- _Description of the task_
Extract all lines from the data beneath that include the word "Resistant".

- _App and web page records_
····················

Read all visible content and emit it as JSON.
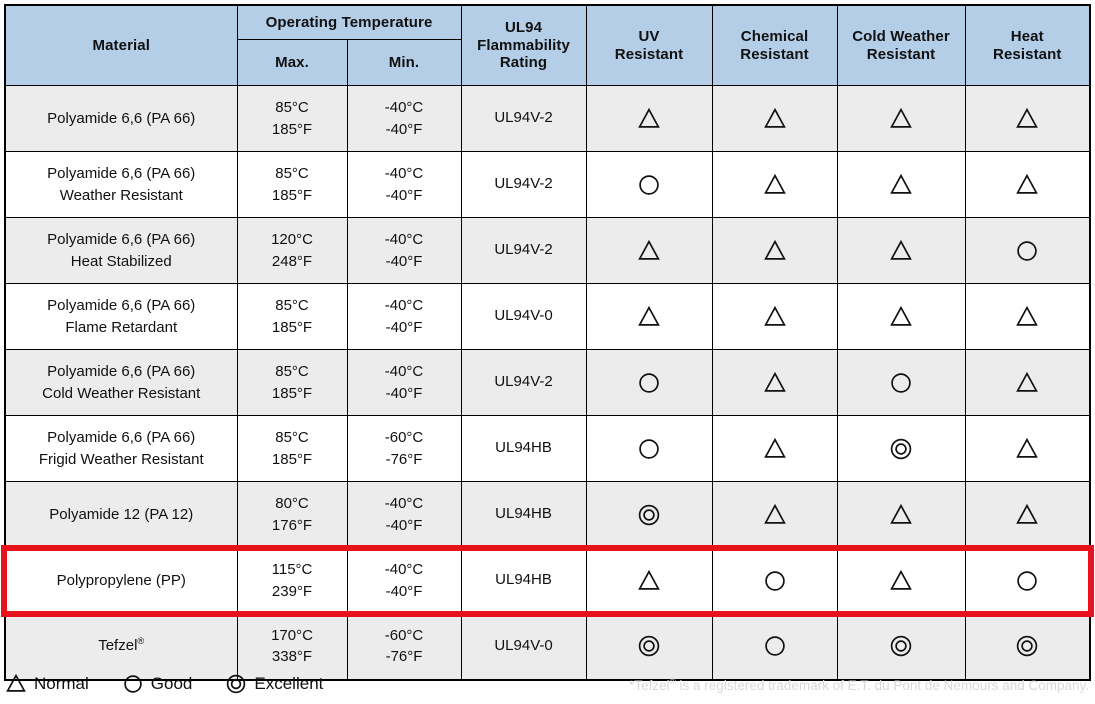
{
  "table": {
    "headers": {
      "material": "Material",
      "operating_temperature": "Operating Temperature",
      "max": "Max.",
      "min": "Min.",
      "ul94": "UL94\nFlammability\nRating",
      "ul94_line1": "UL94",
      "ul94_line2": "Flammability",
      "ul94_line3": "Rating",
      "uv_line1": "UV",
      "uv_line2": "Resistant",
      "chemical_line1": "Chemical",
      "chemical_line2": "Resistant",
      "cold_line1": "Cold Weather",
      "cold_line2": "Resistant",
      "heat_line1": "Heat",
      "heat_line2": "Resistant"
    },
    "rows": [
      {
        "material_line1": "Polyamide 6,6 (PA 66)",
        "material_line2": "",
        "max_c": "85°C",
        "max_f": "185°F",
        "min_c": "-40°C",
        "min_f": "-40°F",
        "ul94": "UL94V-2",
        "uv": "normal",
        "chemical": "normal",
        "cold": "normal",
        "heat": "normal",
        "shaded": true,
        "highlighted": false
      },
      {
        "material_line1": "Polyamide 6,6 (PA 66)",
        "material_line2": "Weather Resistant",
        "max_c": "85°C",
        "max_f": "185°F",
        "min_c": "-40°C",
        "min_f": "-40°F",
        "ul94": "UL94V-2",
        "uv": "good",
        "chemical": "normal",
        "cold": "normal",
        "heat": "normal",
        "shaded": false,
        "highlighted": false
      },
      {
        "material_line1": "Polyamide 6,6 (PA 66)",
        "material_line2": "Heat Stabilized",
        "max_c": "120°C",
        "max_f": "248°F",
        "min_c": "-40°C",
        "min_f": "-40°F",
        "ul94": "UL94V-2",
        "uv": "normal",
        "chemical": "normal",
        "cold": "normal",
        "heat": "good",
        "shaded": true,
        "highlighted": false
      },
      {
        "material_line1": "Polyamide 6,6 (PA 66)",
        "material_line2": "Flame Retardant",
        "max_c": "85°C",
        "max_f": "185°F",
        "min_c": "-40°C",
        "min_f": "-40°F",
        "ul94": "UL94V-0",
        "uv": "normal",
        "chemical": "normal",
        "cold": "normal",
        "heat": "normal",
        "shaded": false,
        "highlighted": false
      },
      {
        "material_line1": "Polyamide 6,6 (PA 66)",
        "material_line2": "Cold Weather Resistant",
        "max_c": "85°C",
        "max_f": "185°F",
        "min_c": "-40°C",
        "min_f": "-40°F",
        "ul94": "UL94V-2",
        "uv": "good",
        "chemical": "normal",
        "cold": "good",
        "heat": "normal",
        "shaded": true,
        "highlighted": false
      },
      {
        "material_line1": "Polyamide 6,6 (PA 66)",
        "material_line2": "Frigid Weather Resistant",
        "max_c": "85°C",
        "max_f": "185°F",
        "min_c": "-60°C",
        "min_f": "-76°F",
        "ul94": "UL94HB",
        "uv": "good",
        "chemical": "normal",
        "cold": "excellent",
        "heat": "normal",
        "shaded": false,
        "highlighted": false
      },
      {
        "material_line1": "Polyamide 12 (PA 12)",
        "material_line2": "",
        "max_c": "80°C",
        "max_f": "176°F",
        "min_c": "-40°C",
        "min_f": "-40°F",
        "ul94": "UL94HB",
        "uv": "excellent",
        "chemical": "normal",
        "cold": "normal",
        "heat": "normal",
        "shaded": true,
        "highlighted": false
      },
      {
        "material_line1": "Polypropylene (PP)",
        "material_line2": "",
        "max_c": "115°C",
        "max_f": "239°F",
        "min_c": "-40°C",
        "min_f": "-40°F",
        "ul94": "UL94HB",
        "uv": "normal",
        "chemical": "good",
        "cold": "normal",
        "heat": "good",
        "shaded": false,
        "highlighted": true
      },
      {
        "material_line1": "Tefzel®",
        "material_line2": "",
        "max_c": "170°C",
        "max_f": "338°F",
        "min_c": "-60°C",
        "min_f": "-76°F",
        "ul94": "UL94V-0",
        "uv": "excellent",
        "chemical": "good",
        "cold": "excellent",
        "heat": "excellent",
        "shaded": true,
        "highlighted": false
      }
    ]
  },
  "legend": {
    "items": [
      {
        "symbol": "normal",
        "label": "Normal"
      },
      {
        "symbol": "good",
        "label": "Good"
      },
      {
        "symbol": "excellent",
        "label": "Excellent"
      }
    ]
  },
  "footnote": {
    "text": "*Tefzel® is a registered trademark of E.T. du Pont de Nemours and Company."
  },
  "colors": {
    "header_blue": "#b4cee8",
    "row_shade": "#ececec",
    "row_plain": "#ffffff",
    "highlight_red": "#e8131a",
    "border": "#000000",
    "footnote_gray": "#d9d9d9"
  }
}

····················

- _Response area_
      "uv_line2": "Resistant",
      "chemical_line2": "Resistant",
      "cold_line2": "Resistant",
      "heat_line2": "Resistant"
        "material_line2": "Weather Resistant",
        "material_line2": "Cold Weather Resistant",
        "material_line2": "Frigid Weather Resistant",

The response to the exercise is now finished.